Advances of modeling on model requirements (based on assessment in model requirments, Task 5.6, deliverable 5.6.1., WP5 – Environmental Risk Assesment)


Jaromir Jakacki, Institute of Oceanology PAS

Mariya Golenko, Institute of Oceanology RAS


            As the main tools in the modeling part of this project it is planned to use two models:

1)        Community Earth System Model (CESM) recently developed at National Centre for Atmospheric Research (NCAR) and University Corporation for Atmospheric Research (UCAR). The Baltic Sea version of this model was created and developed at the Institute of Oceanology. The model was implemented for the following configuration:

a)         advection is represented by central difference operator,

b)        biharmonic horizontal mixing,

c)         modified k-profile parameterization for vertical mixing. The modification has been done for vertical viscosity coefficient for turbulence profile similar to Mellor-Yamada which is mostly used for shelf seas like Baltic Sea,

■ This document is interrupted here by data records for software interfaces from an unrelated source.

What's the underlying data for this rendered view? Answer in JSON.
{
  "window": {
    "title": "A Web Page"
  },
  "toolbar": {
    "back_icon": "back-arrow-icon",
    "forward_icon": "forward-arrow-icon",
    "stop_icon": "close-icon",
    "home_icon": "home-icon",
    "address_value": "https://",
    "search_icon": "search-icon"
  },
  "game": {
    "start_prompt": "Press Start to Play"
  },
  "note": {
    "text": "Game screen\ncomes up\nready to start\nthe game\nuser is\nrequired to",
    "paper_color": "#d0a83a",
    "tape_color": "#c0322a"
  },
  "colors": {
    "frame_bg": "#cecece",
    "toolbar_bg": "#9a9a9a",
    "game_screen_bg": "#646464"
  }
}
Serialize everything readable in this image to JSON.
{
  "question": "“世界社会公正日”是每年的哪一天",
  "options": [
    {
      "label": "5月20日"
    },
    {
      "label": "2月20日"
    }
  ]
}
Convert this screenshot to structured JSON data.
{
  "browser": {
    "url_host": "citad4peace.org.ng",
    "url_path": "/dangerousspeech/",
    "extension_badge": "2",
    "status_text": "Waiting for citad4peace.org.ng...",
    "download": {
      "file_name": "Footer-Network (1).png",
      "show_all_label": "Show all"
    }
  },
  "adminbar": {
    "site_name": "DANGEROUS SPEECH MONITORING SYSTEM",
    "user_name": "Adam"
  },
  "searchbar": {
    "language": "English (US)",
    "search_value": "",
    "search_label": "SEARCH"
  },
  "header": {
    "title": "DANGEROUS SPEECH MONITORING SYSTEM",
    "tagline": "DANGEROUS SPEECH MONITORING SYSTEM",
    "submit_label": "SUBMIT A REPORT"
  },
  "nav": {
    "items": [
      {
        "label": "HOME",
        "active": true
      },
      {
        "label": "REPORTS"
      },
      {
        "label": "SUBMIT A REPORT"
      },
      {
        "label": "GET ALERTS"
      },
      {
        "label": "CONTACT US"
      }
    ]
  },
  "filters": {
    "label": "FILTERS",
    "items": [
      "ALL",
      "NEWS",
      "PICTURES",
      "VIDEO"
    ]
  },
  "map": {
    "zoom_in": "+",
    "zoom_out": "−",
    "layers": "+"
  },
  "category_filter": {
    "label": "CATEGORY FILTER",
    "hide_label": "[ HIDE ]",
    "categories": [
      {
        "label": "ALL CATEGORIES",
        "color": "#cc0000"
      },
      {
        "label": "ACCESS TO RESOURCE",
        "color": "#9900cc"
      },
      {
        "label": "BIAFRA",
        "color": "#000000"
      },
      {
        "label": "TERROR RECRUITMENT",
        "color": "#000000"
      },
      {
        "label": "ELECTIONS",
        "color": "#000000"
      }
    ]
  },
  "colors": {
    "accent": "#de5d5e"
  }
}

d)        the dependence on the bottom cell thickness was added to the bottom drag for better representation of the bottom friction,

e)         at the model boundary, in the Kattegat sea level from Goteborg was assimilated – gradient of the difference between real and modeled sea level has been added to the barotropic equation,

f)         Orlanski open boundary was also implemented at the model boundary

g)        the model has horizontal resolution about ~2.3 km (1/48 degrees) and 66 vertical levels. Model domain, bathymetry and vertical levels are presented on the figure 1.

h)        The model is forced by ECMWF ERA40 reanalysis and by data from model UM used as the European operational weather forecasting system.

2)        Princeton Ocean Model

POM is a free surface, hydrostatic, sigma coordinate hydrodynamic model with an imbedded second and a half moment turbulence closure sub-model (Mellor, Yamada 1982). The modeling domain comprises of a wide area from the Arcona to the Gotland Basins (fig. 2) with a horizontal resolution of ~ 1.8 km along X and Y directions. The bottom topography is taken from source (Seifert, Kayser 1995). 36 sigma layers are specified. The vertical grid size is logarithmically refined towards the bottom in order to resolve BBL.

On the partly opened lateral boundaries the radiation condition (Blumberg, Mellor 1987, Androsov, Voltzinger 2005) as well as the data of other models comprising the considering area are used. Previously this configuration of POM was adapted for the Central and South-East Baltic and verified with detailed CTD and ADCP field data (Golenko et al. 2009, 2012).

Real atmospheric forcing is prescribed on the surface. Two components of the wind stress, air temperature at 2m height above the sea, air pressure, humidity, precipitation and total cloudiness are interpolated from the HIRLAM grid (10km resolution in both horizontal directions) into the POM grid. All these variables are used to calculate the heat flux onto the surface. The initial temperature (T) and salinity (S) stratifications can be interpolated from other models (for ex. HIROMB: 1nm resolution in horizontal directions and 5m in vertical) as well as set horizontally homogeneous corresponding to mean profiles observed in the considering region in the particular season.

Figure 1. Model domain, bathymetry (color scale is in levels) and vertical resolution plot (inside the picture).


Figure 2. The bottom topography of the Central and South-East Baltic. The presented area is the modeling domain on the base of POM. Red spots denote the points where the lagrangian particles were released from in the BBL. Green spots denote dumpsites of the chemical munitions and supposed to be considered in the project.




As a first step it is planned to have the models at the same state. It means the models will be started from the same initial conditions; the same atmospheric fields will force both of them. Then the results from both models will be compared and it would be focused on the bottom currents. The main goal of this important part of the project is to combine measurements and modeling. Data from moored stations and AUV’s will be compared with both model results and then the models will be tuned up for having the most similar results. The last step is to apply assimilation where it will be possible. The main planned work is presented on the diagram (on the next page).